In the Mesopotamian civilizations, trade was a common practice throughout modern-day Iran, Asia, and Arabia.
By Syed Ali
Trade is a sub-component of enterprise and is a consequence of exploration and entrepreneurial adventurism, and this commercial disposition is formed by the pursuit of the creative longing. Enterprise has been a crucial feature in the evolution of modern-day society, dating back to as early as the Bronze Age.
In the Mesopotamian civilizations, trade was a common practice throughout modern-day Iran, Asia, and Arabia. This spirit is best elucidated by the adventurism of the legendary voyager Christopher Columbus, who in 1492 departed from Palos de la Frontera, to find a shorter route to India. While he was sailing through the unchartered territories of the Atlantic Ocean in his ship, the Santa Maria, the billowing winds and his drive for exploration led the Italian sailor to discover new lands.
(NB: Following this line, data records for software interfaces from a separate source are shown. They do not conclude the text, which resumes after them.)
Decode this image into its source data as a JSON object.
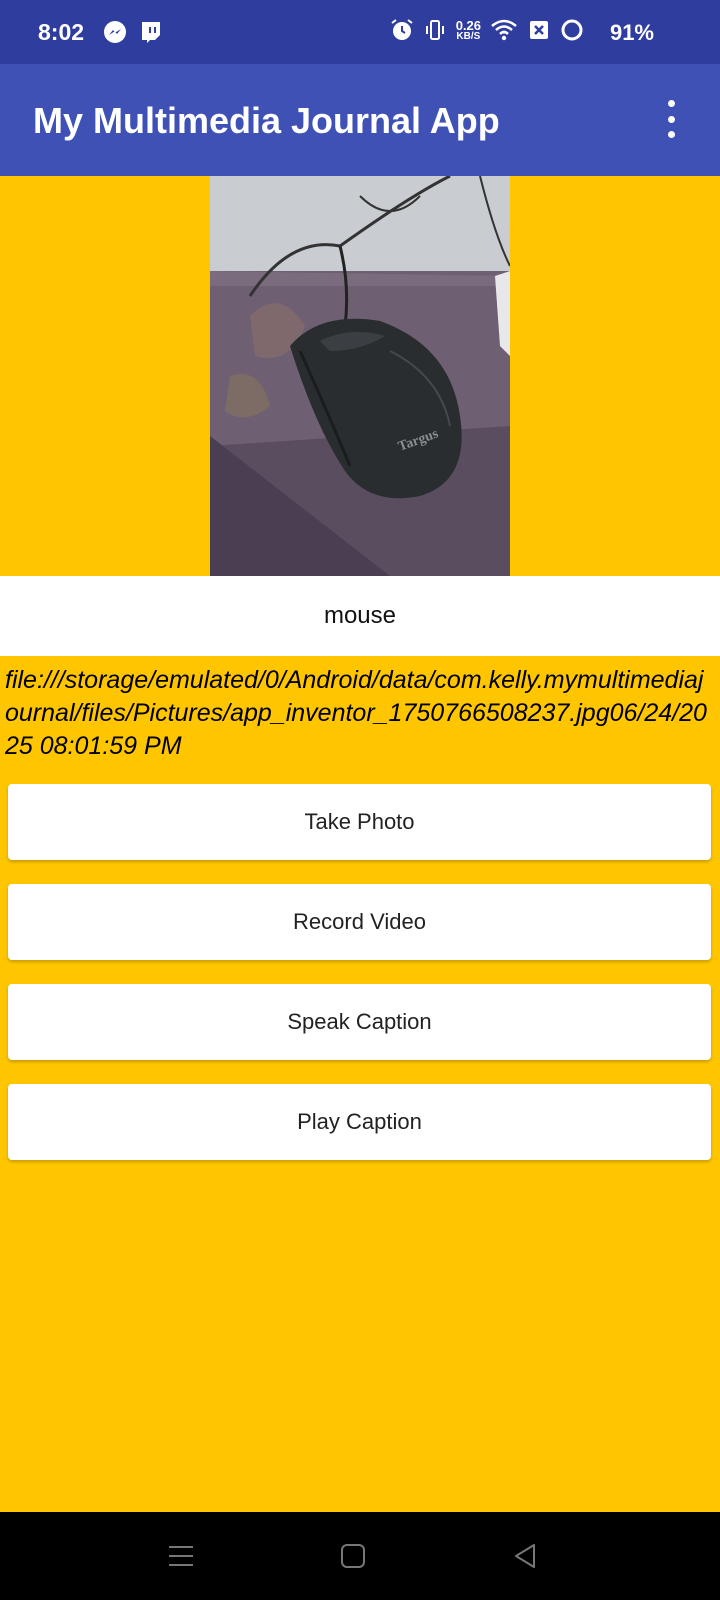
{
  "status_bar": {
    "time": "8:02",
    "net_speed_value": "0.26",
    "net_speed_unit": "KB/S",
    "battery": "91%"
  },
  "app_bar": {
    "title": "My Multimedia Journal App"
  },
  "photo": {
    "brand_text": "Targus"
  },
  "caption": {
    "text": "mouse"
  },
  "file_info": {
    "text": "file:///storage/emulated/0/Android/data/com.kelly.mymultimediajournal/files/Pictures/app_inventor_1750766508237.jpg06/24/2025 08:01:59 PM"
  },
  "buttons": {
    "take_photo": "Take Photo",
    "record_video": "Record Video",
    "speak_caption": "Speak Caption",
    "play_caption": "Play Caption"
  },
  "colors": {
    "status_bar": "#2F3E9E",
    "app_bar": "#3F51B5",
    "background": "#FFC600"
  },
  "icons": {
    "status_left": [
      "messenger-icon",
      "twitch-icon"
    ],
    "status_right": [
      "alarm-icon",
      "vibrate-icon",
      "wifi-icon",
      "sim-icon",
      "battery-icon"
    ],
    "app_bar": [
      "overflow-menu-icon"
    ],
    "nav": [
      "recents-icon",
      "home-icon",
      "back-icon"
    ]
  }
}
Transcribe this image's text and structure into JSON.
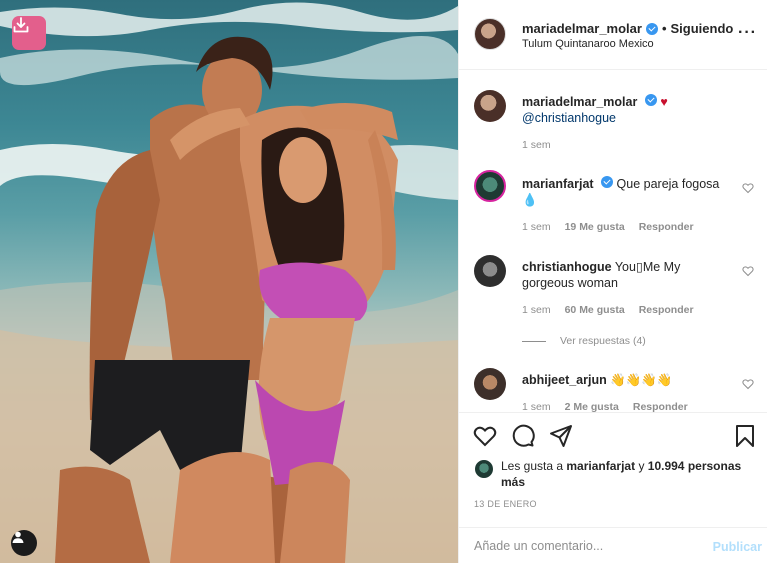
{
  "post": {
    "username": "mariadelmar_molar",
    "follow_status": "Siguiendo",
    "separator": "•",
    "location": "Tulum Quintanaroo Mexico",
    "more_label": "···"
  },
  "caption": {
    "username": "mariadelmar_molar",
    "emoji": "♥",
    "mention": "@christianhogue",
    "time": "1 sem"
  },
  "comments": [
    {
      "username": "marianfarjat",
      "text": "Que pareja fogosa",
      "emoji": "💧",
      "time": "1 sem",
      "likes": "19 Me gusta",
      "reply": "Responder"
    },
    {
      "username": "christianhogue",
      "text": "You▯Me My gorgeous woman",
      "time": "1 sem",
      "likes": "60 Me gusta",
      "reply": "Responder",
      "view_replies": "Ver respuestas (4)"
    },
    {
      "username": "abhijeet_arjun",
      "text": "👋👋👋👋",
      "time": "1 sem",
      "likes": "2 Me gusta",
      "reply": "Responder"
    }
  ],
  "likes": {
    "prefix": "Les gusta a",
    "user": "marianfarjat",
    "conj": "y",
    "others": "10.994 personas más"
  },
  "date": "13 DE ENERO",
  "add_comment": {
    "placeholder": "Añade un comentario...",
    "publish": "Publicar"
  },
  "colors": {
    "verified": "#3897f0",
    "heart_red": "#c8102e",
    "mention": "#00376b",
    "muted": "#8e8e8e",
    "publish_disabled": "#b2dffc",
    "download_button": "#e35f8c"
  },
  "icons": [
    "download-icon",
    "verified-badge-icon",
    "more-options-icon",
    "heart-icon",
    "comment-icon",
    "share-icon",
    "bookmark-icon",
    "user-tag-icon"
  ]
}
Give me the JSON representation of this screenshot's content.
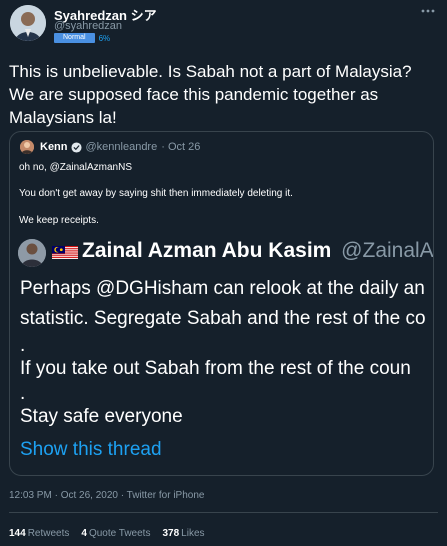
{
  "author": {
    "display_name": "Syahredzan シア",
    "handle": "@syahredzan",
    "badge": "Normal",
    "badge_percent": "6%"
  },
  "tweet": {
    "lines": [
      "This is unbelievable. Is Sabah not a part of Malaysia?",
      "We are supposed face this pandemic together as",
      "Malaysians la!"
    ]
  },
  "quote": {
    "name": "Kenn",
    "handle": "@kennleandre",
    "date": "· Oct 26",
    "lines": [
      "oh no, @ZainalAzmanNS",
      "You don't get away by saying shit then immediately deleting it.",
      "We keep receipts."
    ],
    "screenshot": {
      "name": "Zainal Azman Abu Kasim",
      "handle": "@ZainalAzma",
      "lines": [
        "Perhaps @DGHisham can relook at the daily an",
        "statistic. Segregate Sabah and the rest of the co",
        ".",
        "If you take out Sabah from the rest of the coun",
        ".",
        "Stay safe everyone"
      ],
      "link": "Show this thread"
    }
  },
  "meta": {
    "timestamp": "12:03 PM · Oct 26, 2020 · Twitter for iPhone"
  },
  "stats": [
    {
      "count": "144",
      "label": "Retweets"
    },
    {
      "count": "4",
      "label": "Quote Tweets"
    },
    {
      "count": "378",
      "label": "Likes"
    }
  ],
  "colors": {
    "background": "#15202b",
    "accent": "#1da1f2",
    "muted": "#8899a6",
    "border": "#38444d",
    "badge": "#4a90e2"
  },
  "icons": [
    "more-icon",
    "verified-icon",
    "malaysia-flag-icon"
  ]
}
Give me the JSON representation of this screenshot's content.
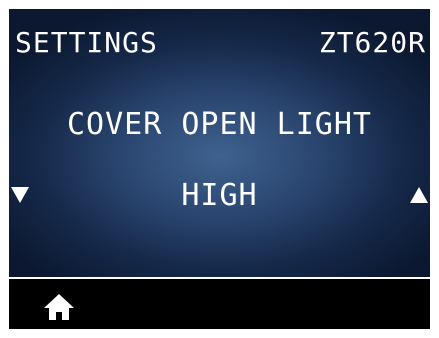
{
  "header": {
    "menu_title": "SETTINGS",
    "model": "ZT620R"
  },
  "setting": {
    "name": "COVER OPEN LIGHT",
    "value": "HIGH"
  },
  "navigation": {
    "decrease_icon": "triangle-down-icon",
    "increase_icon": "triangle-up-icon",
    "home_icon": "home-icon"
  },
  "colors": {
    "background_center": "#3f628e",
    "background_edge": "#0b1830",
    "text": "#ffffff",
    "footer": "#000000"
  }
}
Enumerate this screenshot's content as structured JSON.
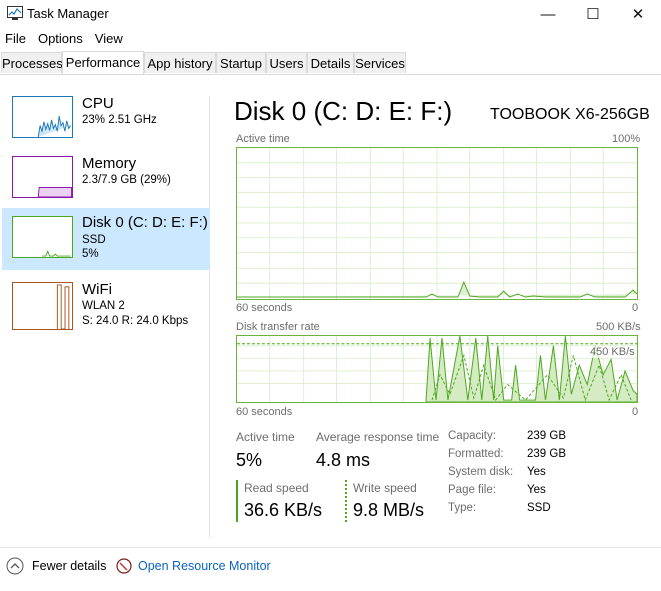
{
  "window": {
    "title": "Task Manager",
    "minimize": "—",
    "maximize": "☐",
    "close": "✕"
  },
  "menu": [
    "File",
    "Options",
    "View"
  ],
  "tabs": [
    "Processes",
    "Performance",
    "App history",
    "Startup",
    "Users",
    "Details",
    "Services"
  ],
  "active_tab": "Performance",
  "sidebar": [
    {
      "name": "CPU",
      "line1": "23%  2.51 GHz",
      "line2": "",
      "color": "#1a7ab8"
    },
    {
      "name": "Memory",
      "line1": "2.3/7.9 GB (29%)",
      "line2": "",
      "color": "#8b17a8"
    },
    {
      "name": "Disk 0 (C: D: E: F:)",
      "line1": "SSD",
      "line2": "5%",
      "color": "#4da81f"
    },
    {
      "name": "WiFi",
      "line1": "WLAN 2",
      "line2": "S: 24.0  R: 24.0 Kbps",
      "color": "#a8571c"
    }
  ],
  "main": {
    "title": "Disk 0 (C: D: E: F:)",
    "model": "TOOBOOK X6-256GB",
    "graph1": {
      "label": "Active time",
      "max": "100%",
      "time": "60 seconds",
      "min": "0"
    },
    "graph2": {
      "label": "Disk transfer rate",
      "max": "500 KB/s",
      "mid": "450 KB/s",
      "time": "60 seconds",
      "min": "0"
    },
    "stats": {
      "active_time_label": "Active time",
      "active_time_value": "5%",
      "avg_response_label": "Average response time",
      "avg_response_value": "4.8 ms",
      "read_label": "Read speed",
      "read_value": "36.6 KB/s",
      "write_label": "Write speed",
      "write_value": "9.8 MB/s"
    },
    "details": [
      {
        "key": "Capacity:",
        "value": "239 GB"
      },
      {
        "key": "Formatted:",
        "value": "239 GB"
      },
      {
        "key": "System disk:",
        "value": "Yes"
      },
      {
        "key": "Page file:",
        "value": "Yes"
      },
      {
        "key": "Type:",
        "value": "SSD"
      }
    ]
  },
  "footer": {
    "fewer_details": "Fewer details",
    "resource_monitor": "Open Resource Monitor"
  },
  "colors": {
    "accent_green": "#6db33f",
    "selected_bg": "#cce8ff",
    "link": "#0b62c4"
  }
}
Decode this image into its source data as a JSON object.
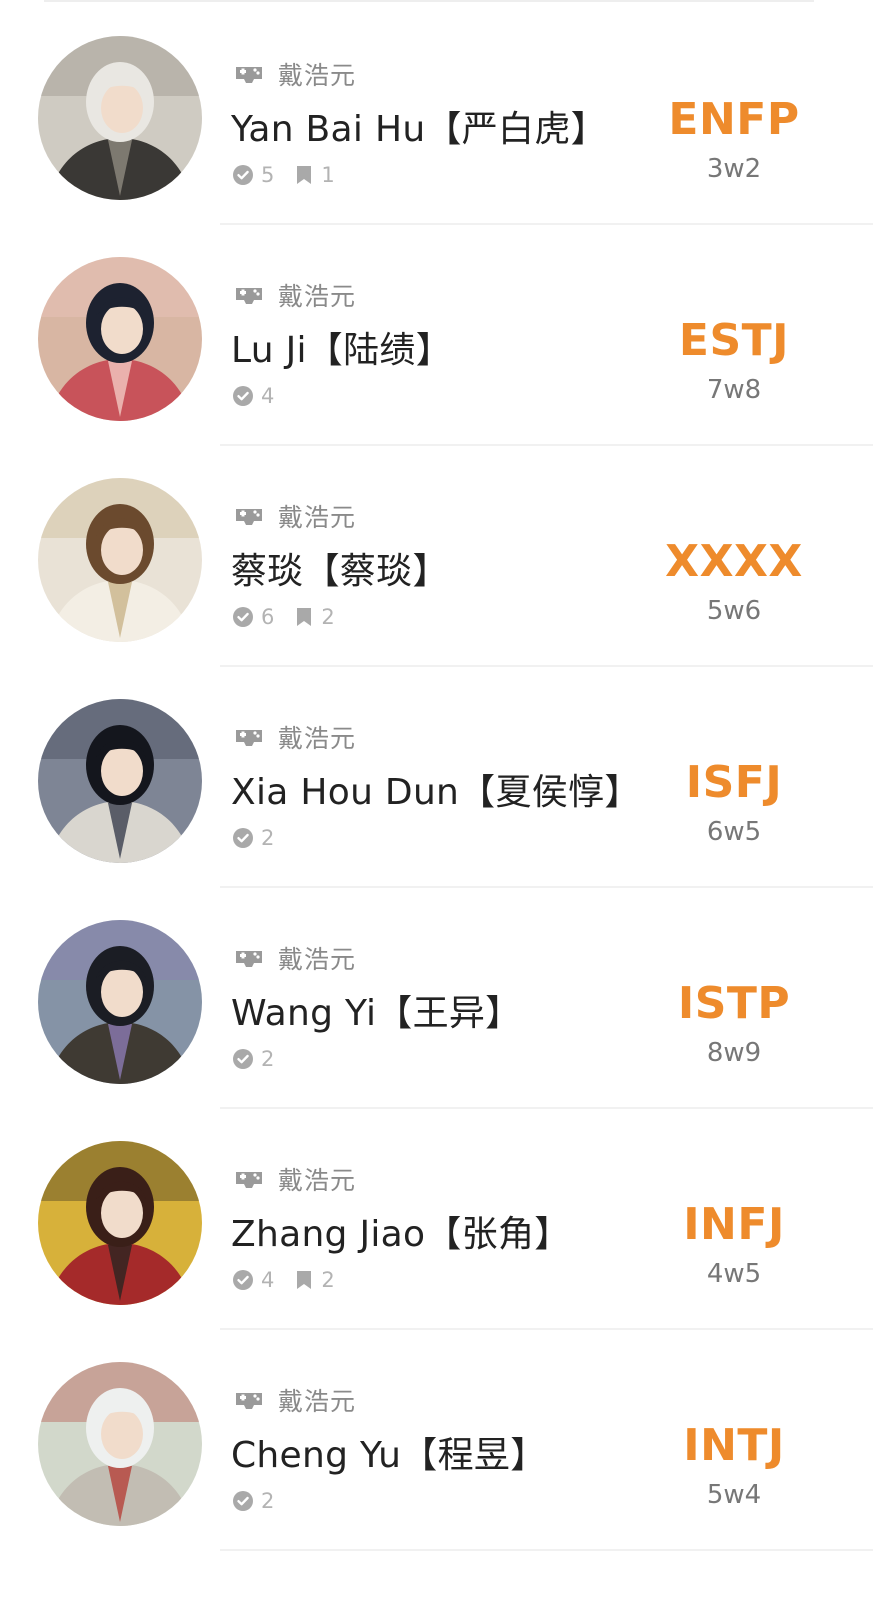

Columbus’s adventurism fueled European growth for the coming centuries as it provided a new resource-rich land, established new colonies, changing the demography of an entire continent, subsequently altering the economic course of history forever. Despite all the criticism and the inhumane practices which followed this discovery, the factor that cannot be ignored is that the will to explore and the propensity for enterprise can alter the fate of civilizations. This lesson in history teaches about the value of exploration, exploitation, and enterprise. In a nutshell, in order to have a robust trading system and an entrepreneurial society, there needs to be focus on the pre-requisites; adventure and exploration.
India as a ‘region’ was not needed to be discovered due to its historic pre-eminence, therefore it was regularly visited by many great explorers, most noteworthy being Megasthenes from Greece, Marco Polo from Italy and Al samudi from Persia. However, there are no accounts of ancient Indian explorers trotting the globe to explore as merchants or traders. Although in all fairness, we have always been a very resource-rich and prosperous land, which may be the reason why we prioritized exploring spirituality, astronomy, and more metaphysical objects rather than embarking on physically arduous explorations. Nonetheless, there is a cost we have paid as a civilization due to this lethargy and lack of adventurism.
This can be seen in our social structures where families’ spoon-feed their children into their late adulthoods. Approximately 82 per cent of Indian millennial lives with their parents compared to Australia’s 35 per cent and China’s 61 per cent. The infectious need for handholding is demonstrated by the high demand for ‘Sarkari contracts’ from entrepreneurs and cushy government jobs from individuals. This demand for government-induced support is also visible during elections, where political parties promise tax reductions and hand-outs. In order to be a self-sufficient society, we need to remove the crutches and reward independence and innovation. Therefore, the question we need to ruminate over is to ‘how to build a society of ownership and individualism’. We need people who fearlessly take charge and explore new markets around the world for us to grow.
India has the third-largest startup ecosystem globally, in terms of the share of billion-dollar startups (unicorns) in the total startup ecosystem; India’s share is at 4.1 per cent preceded by China at 13.8 per cent and the USA at 64.7 per cent.
This share is increasing, but unfortunately India also has a low survival rate for startups. Almost 90 per cent of Indian startups fail within five years, which is double that the rate of the USA at 44 per cent. A report by the IBM Institute for Business Value and Oxford Economics titled ‘Entrepreneurial India’ found that the reason for such failure is lack of innovation. 77 per cent of venture capitalists report that many Indian startups lack pioneering innovation based on new technologies or unique business models.
As per the Global Innovation Index (GII) by the WIPO (World Intellectual property organization), India stands at the 52nd spot despite the considerable progress in the last 5 years. In order to push this forward, we need to increase the budgetary allocation of the total GDP in science and technology from the current 0.7 per cent. This will help to create the necessary intellectual repository for startups to pick on and help reduce growing unemployment. In the past few years, the government has made sincere progress in this field by launching the National Innovation Fund (NIF) and the Atal Innovation Mission (AIM) as the tugboats to drive innovation forward.
Most importantly, it’s time for us to go beyond ragtag frugal innovation and become torchbearers for the developing world in keeping the entrepreneurial adventurism and exploration at the heart of our enterprise. Like the Catholic Church funded and supported Columbus’s voyage, the government of India has earmarked funds to offer support entrepreneurship. During this period of lockdown, where the entire modern world has taken a hiatus, maybe we need to reflect as parents, entrepreneurs, young adults, and as a society, as to how we can help in shaping self-reliance and innovation across scales. It is time for entrepreneurs to deliver, and perhaps an ambitious start could be the development of a vaccine or other ground-breaking measures to thwart the COVID-19.
In conclusion, a quote from the greatest inventor of our times Albert Einstein, “A ship is always safe at the shore, but that is not what it is built for.” It is time for Indians to embrace human ingenuity and create a prosperous future for themselves.
(The author is an Independent analyst on Latin American affairs, and has a keen interest in entrepreneurship. Views expressed are personal.)